But I digress. So, yeah, there are already a thousand unimaginative bloggers telling you what you already know like they think you're a fucking moron or something — teenagers are impulsive and often stupid, racism is a Bad Thing, and hey, since this is not the first but the second American Indian issue to seize the public's imagination in recent months (up from the usual number of "zero"), maybe we can have us one of them Teachable Moments. Oh, for the love of the Great Spirit, go jackhammer-fuck yourselves, you tedious bastards. Stating the bleeding obvious bores the fuck out of me. Instead, I will just point out that these kids likely thought the play on words was more clever than offensive because as far as they're concerned, American Indians only exist as abstractions, barely more than an artifact of this nation's collective mythology. I mean, how many do you know? How many reservations have you visited? How many popular movies, books and cable docudramas have been devoted to the reality of Indian life today as opposed to rehashing Dances With Wolves-territory? Hell, for all the link-aggregator-type sites I read each day, Metafilter provided the only instance in my recent memory of a link to a story about the grim reality of reservation life. It's not exactly what they would call a trending topic.

Which brings us back to that other issue. And honestly, the only really interesting thing about all of this is the delightful coincidence of seeing the crusaders for changing the Redskins' name simultaneously treating natives as equally abstract symbols.

Exhibit A: the article I linked to last month. This was so unbelievably "meta", it just floored me. A bunch of white jerkoffs talking about their feelings about a satirical newspaper's take on an abstract logo from the sports/entertainment world. "No Native Americans were affected, adversely or otherwise, during the making of this navel-gazing episode." Except in the most generic, superficial way, they don't care about the minorities on whose behalf they are so generously offended, any more than they deeply care about the few dozen other things they tweeted about that day. The most "problematic" aspect of this, to use that beloved buzzword of the social justards, is the fact that it impinged upon their ability to enjoy their entertainment with a clear conscience. As is so often the case, this was just another opportunity for typical guilt-ridden, Internet-savvy progressives, like modern-day Victorians, to project their neuroses and obsessions onto the backdrop of the wider world. These people are pathetic truffle pigs who squeal in delighted outrage whenever they root out another trivial instance of this-ism or that-phobia; once their flickering attention span is distracted by the next pseudo-issue, they'll go right back to knowing and doing absolutely nothing about the lives of actual, living American Indians.

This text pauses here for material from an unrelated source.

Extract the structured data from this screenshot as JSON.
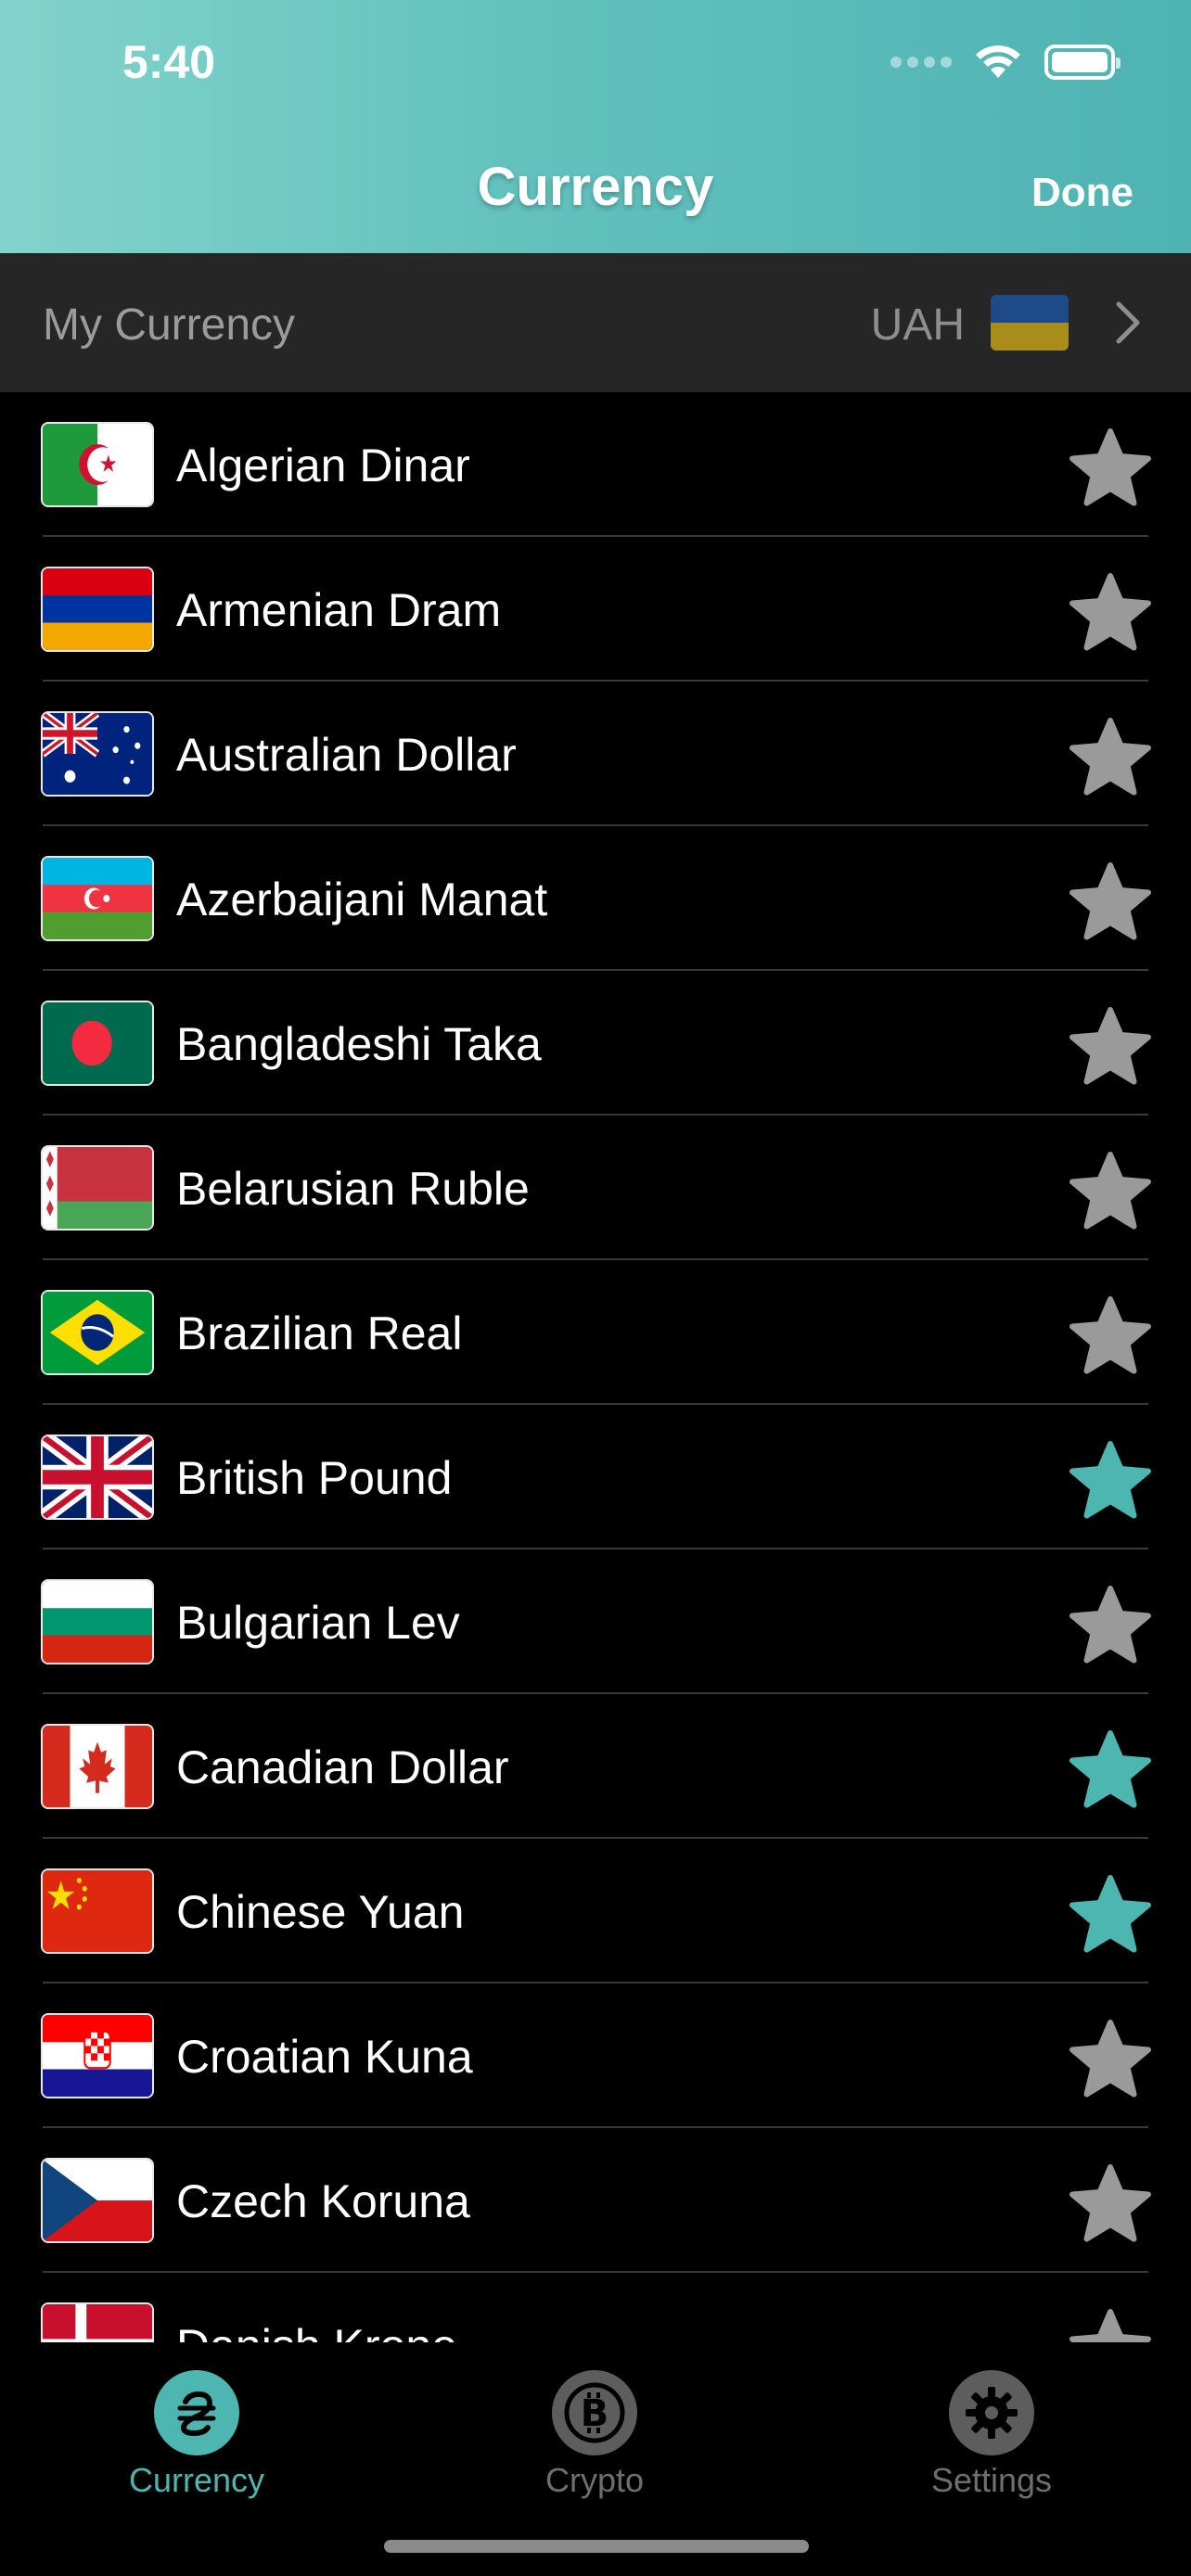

Don't get me wrong — sure, the name is embarrassingly outdated, go ahead and change it, whatever. It very well could happen at some point, but likely not until after Daniel Snyder comes to an agreement with the NFL for tens of millions in compensation over the inconvenience of having to completely overhaul his franchise and rebrand it. Money talks, cheap outrage walks. I'm not sure how paying a rich guy tons of additional money in exchange for a feel-good victory would advance social justice, but sure, fine, should that be the case, give yourselves a congratulatory handjob and settle back for some guilt-free fun. Until the whole brain-injury issue starts to gain serious traction...